● **PROBLEM REQUIREMENTS**: From the records below, copy the lines that include "manually".

[Web page and app entries]
Segment Open
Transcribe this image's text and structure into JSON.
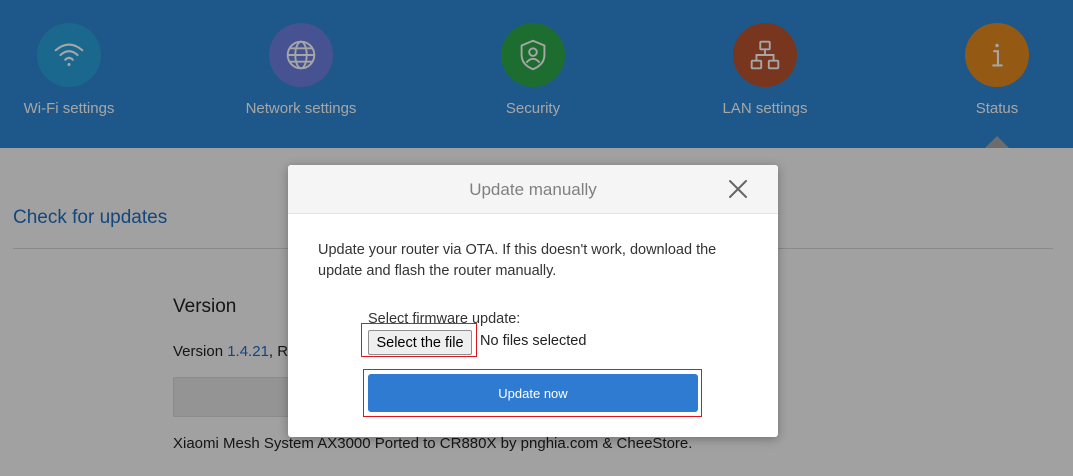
{
  "nav": {
    "items": [
      {
        "id": "wifi",
        "label": "Wi-Fi settings",
        "icon": "wifi-icon",
        "color": "#2aa0dc"
      },
      {
        "id": "network",
        "label": "Network settings",
        "icon": "globe-icon",
        "color": "#6e7fe0"
      },
      {
        "id": "security",
        "label": "Security",
        "icon": "shield-user-icon",
        "color": "#2ea84a"
      },
      {
        "id": "lan",
        "label": "LAN settings",
        "icon": "network-topology-icon",
        "color": "#b8532e"
      },
      {
        "id": "status",
        "label": "Status",
        "icon": "info-icon",
        "color": "#e38a1e",
        "active": true
      }
    ]
  },
  "page": {
    "title": "Check for updates",
    "version_heading": "Version",
    "version_prefix": "Version ",
    "version_number": "1.4.21",
    "version_suffix": ", Ro",
    "footer_note": "Xiaomi Mesh System AX3000 Ported to CR880X by pnghia.com & CheeStore."
  },
  "modal": {
    "title": "Update manually",
    "close_icon": "close-icon",
    "description": "Update your router via OTA. If this doesn't work, download the update and flash the router manually.",
    "firmware_label": "Select firmware update:",
    "file_button_label": "Select the file",
    "file_status": "No files selected",
    "update_button_label": "Update now"
  },
  "colors": {
    "nav_background": "#2f86d3",
    "accent_blue": "#2f7bd1",
    "highlight_red": "#e0161c"
  }
}
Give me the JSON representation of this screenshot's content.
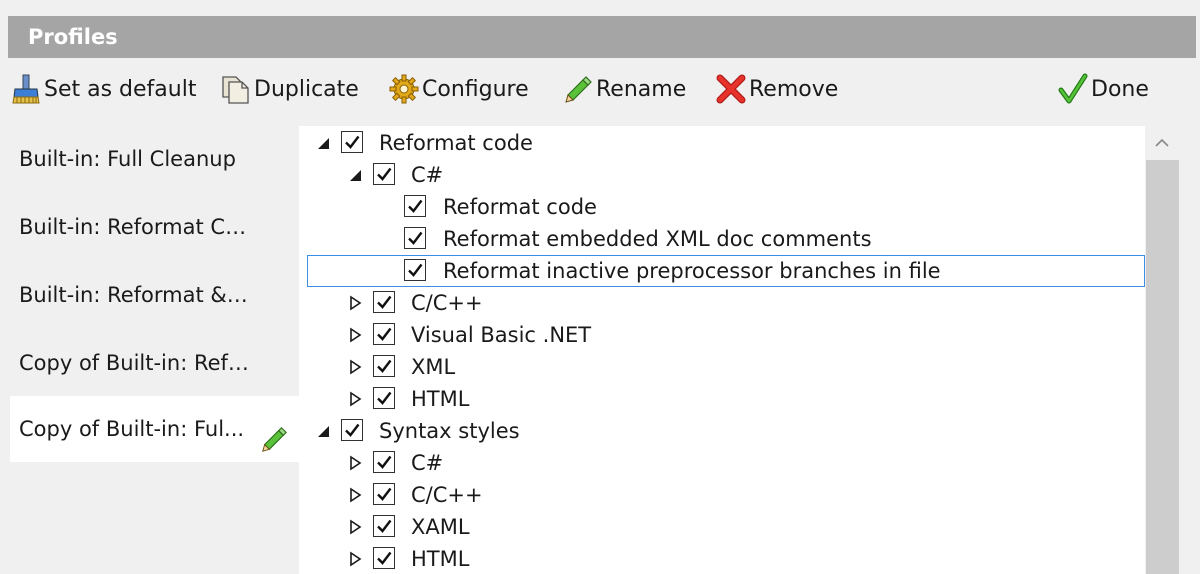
{
  "header": {
    "title": "Profiles"
  },
  "toolbar": {
    "set_default": "Set as default",
    "duplicate": "Duplicate",
    "configure": "Configure",
    "rename": "Rename",
    "remove": "Remove",
    "done": "Done"
  },
  "profiles": [
    {
      "label": "Built-in: Full Cleanup"
    },
    {
      "label": "Built-in: Reformat Code"
    },
    {
      "label": "Built-in: Reformat & Ap..."
    },
    {
      "label": "Copy of Built-in: Reform..."
    },
    {
      "label": "Copy of Built-in: Ful...",
      "selected": true
    }
  ],
  "tree": [
    {
      "label": "Reformat code",
      "level": 0,
      "expander": "expanded",
      "checked": true
    },
    {
      "label": "C#",
      "level": 1,
      "expander": "expanded",
      "checked": true
    },
    {
      "label": "Reformat code",
      "level": 2,
      "expander": "none",
      "checked": true
    },
    {
      "label": "Reformat embedded XML doc comments",
      "level": 2,
      "expander": "none",
      "checked": true
    },
    {
      "label": "Reformat inactive preprocessor branches in file",
      "level": 2,
      "expander": "none",
      "checked": true,
      "focused": true
    },
    {
      "label": "C/C++",
      "level": 1,
      "expander": "collapsed",
      "checked": true
    },
    {
      "label": "Visual Basic .NET",
      "level": 1,
      "expander": "collapsed",
      "checked": true
    },
    {
      "label": "XML",
      "level": 1,
      "expander": "collapsed",
      "checked": true
    },
    {
      "label": "HTML",
      "level": 1,
      "expander": "collapsed",
      "checked": true
    },
    {
      "label": "Syntax styles",
      "level": 0,
      "expander": "expanded",
      "checked": true
    },
    {
      "label": "C#",
      "level": 1,
      "expander": "collapsed",
      "checked": true
    },
    {
      "label": "C/C++",
      "level": 1,
      "expander": "collapsed",
      "checked": true
    },
    {
      "label": "XAML",
      "level": 1,
      "expander": "collapsed",
      "checked": true
    },
    {
      "label": "HTML",
      "level": 1,
      "expander": "collapsed",
      "checked": true
    }
  ],
  "colors": {
    "header_bg": "#a5a5a5",
    "focus_border": "#3c8fe0",
    "remove_red": "#e8322c",
    "done_green": "#3fae2a"
  }
}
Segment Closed
● **ANSWER TO THIS EXERCISE**:
    "title": "Update manually",
    "description": "Update your router via OTA. If this doesn't work, download the update and flash the router manually.",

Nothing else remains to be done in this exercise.